= Beginning of Section =

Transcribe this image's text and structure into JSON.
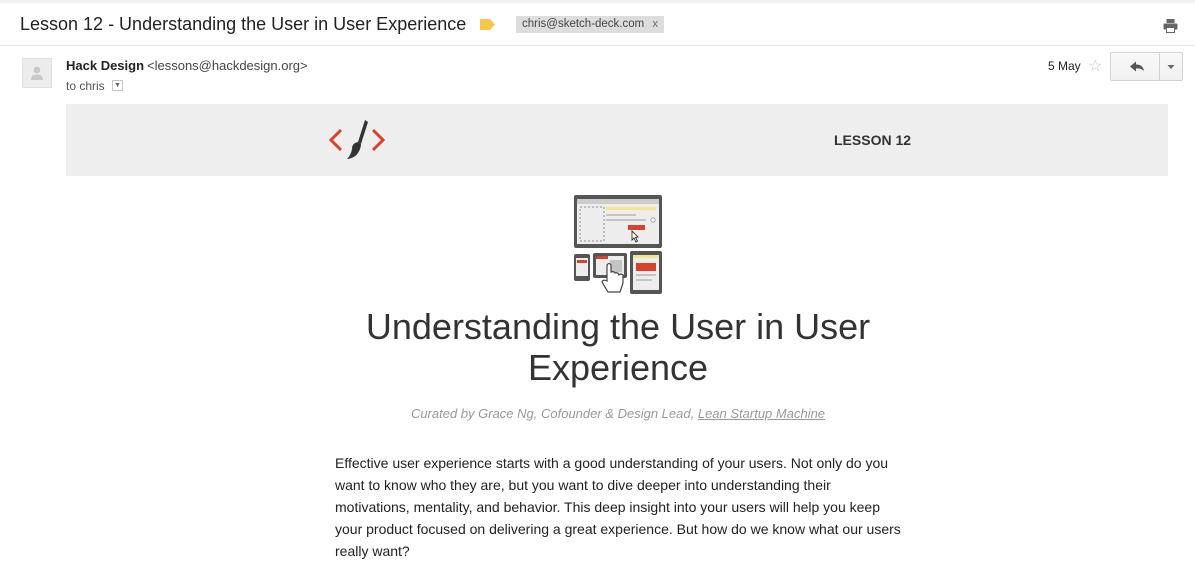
{
  "header": {
    "subject": "Lesson 12 - Understanding the User in User Experience",
    "label_chip": "chris@sketch-deck.com",
    "label_chip_close": "x"
  },
  "message": {
    "sender_name": "Hack Design",
    "sender_email": "<lessons@hackdesign.org>",
    "to_line": "to chris",
    "date": "5 May"
  },
  "email_body": {
    "banner_tag": "LESSON 12",
    "title": "Understanding the User in User Experience",
    "curator_prefix": "Curated by Grace Ng, Cofounder & Design Lead,",
    "curator_link": "Lean Startup Machine",
    "intro": "Effective user experience starts with a good understanding of your users. Not only do you want to know who they are, but you want to dive deeper into understanding their motivations, mentality, and behavior. This deep insight into your users will help you keep your product focused on delivering a great experience. But how do we know what our users really want?"
  },
  "colors": {
    "brand_red": "#d9412a",
    "label_yellow": "#f5c84c",
    "banner_bg": "#eeeeee"
  },
  "icons": [
    "label-icon",
    "print-icon",
    "avatar-icon",
    "star-icon",
    "reply-icon",
    "dropdown-icon",
    "hack-design-logo",
    "devices-illustration"
  ]
}
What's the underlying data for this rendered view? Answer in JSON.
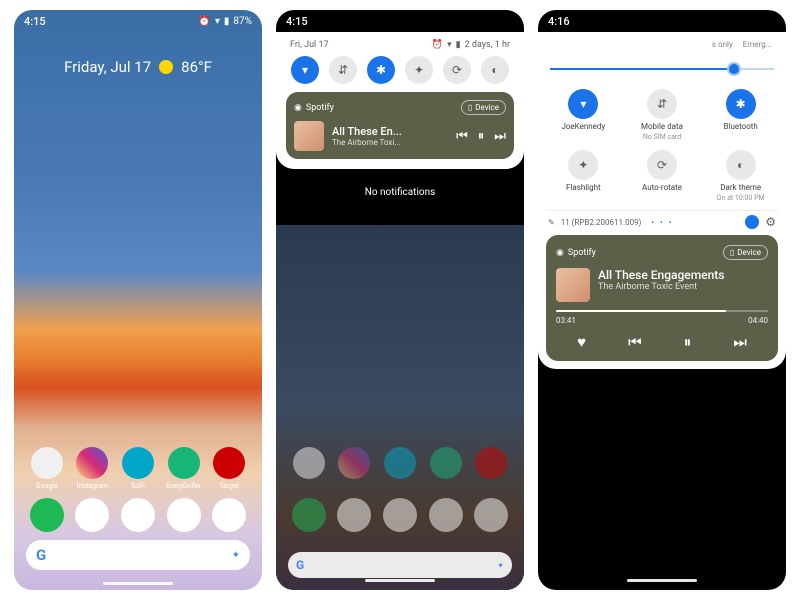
{
  "screen1": {
    "time": "4:15",
    "battery": "87%",
    "date": "Friday, Jul 17",
    "temp": "86°F",
    "apps": [
      {
        "label": "Google",
        "bg": "#f0f0f0"
      },
      {
        "label": "Instagram",
        "bg": "linear-gradient(45deg,#feda75,#d62976,#4f5bd5)"
      },
      {
        "label": "SoFi",
        "bg": "#00a7c8"
      },
      {
        "label": "EveryDollar",
        "bg": "#18b478"
      },
      {
        "label": "Target",
        "bg": "#cc0000"
      }
    ],
    "dock": [
      {
        "name": "spotify",
        "bg": "#1db954"
      },
      {
        "name": "twitter",
        "bg": "#fff"
      },
      {
        "name": "app3",
        "bg": "#fff"
      },
      {
        "name": "app4",
        "bg": "#fff"
      },
      {
        "name": "app5",
        "bg": "#fff"
      }
    ]
  },
  "screen2": {
    "time": "4:15",
    "shade_date": "Fri, Jul 17",
    "shade_right": "2 days, 1 hr",
    "qs": [
      {
        "name": "wifi",
        "on": true
      },
      {
        "name": "mobile-data",
        "on": false
      },
      {
        "name": "bluetooth",
        "on": true
      },
      {
        "name": "flashlight",
        "on": false
      },
      {
        "name": "auto-rotate",
        "on": false
      },
      {
        "name": "dark-theme",
        "on": false
      }
    ],
    "media": {
      "app": "Spotify",
      "device_label": "Device",
      "track": "All These En...",
      "artist": "The Airborne Toxi..."
    },
    "no_notifications": "No notifications"
  },
  "screen3": {
    "time": "4:16",
    "top_right_1": "s only",
    "top_right_2": "Emerg...",
    "qs": [
      {
        "name": "wifi",
        "label": "JoeKennedy",
        "sub": "",
        "on": true
      },
      {
        "name": "mobile-data",
        "label": "Mobile data",
        "sub": "No SIM card",
        "on": false
      },
      {
        "name": "bluetooth",
        "label": "Bluetooth",
        "sub": "",
        "on": true
      },
      {
        "name": "flashlight",
        "label": "Flashlight",
        "sub": "",
        "on": false
      },
      {
        "name": "auto-rotate",
        "label": "Auto-rotate",
        "sub": "",
        "on": false
      },
      {
        "name": "dark-theme",
        "label": "Dark theme",
        "sub": "On at 10:00 PM",
        "on": false
      }
    ],
    "build": "11 (RPB2.200611.009)",
    "media": {
      "app": "Spotify",
      "device_label": "Device",
      "track": "All These Engagements",
      "artist": "The Airborne Toxic Event",
      "elapsed": "03:41",
      "duration": "04:40"
    }
  }
}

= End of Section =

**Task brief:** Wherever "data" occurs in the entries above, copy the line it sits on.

**The answer:**
What's the underlying data for this rendered view? Answer in JSON.
        "name": "mobile-data",
        "name": "mobile-data",
        "label": "Mobile data",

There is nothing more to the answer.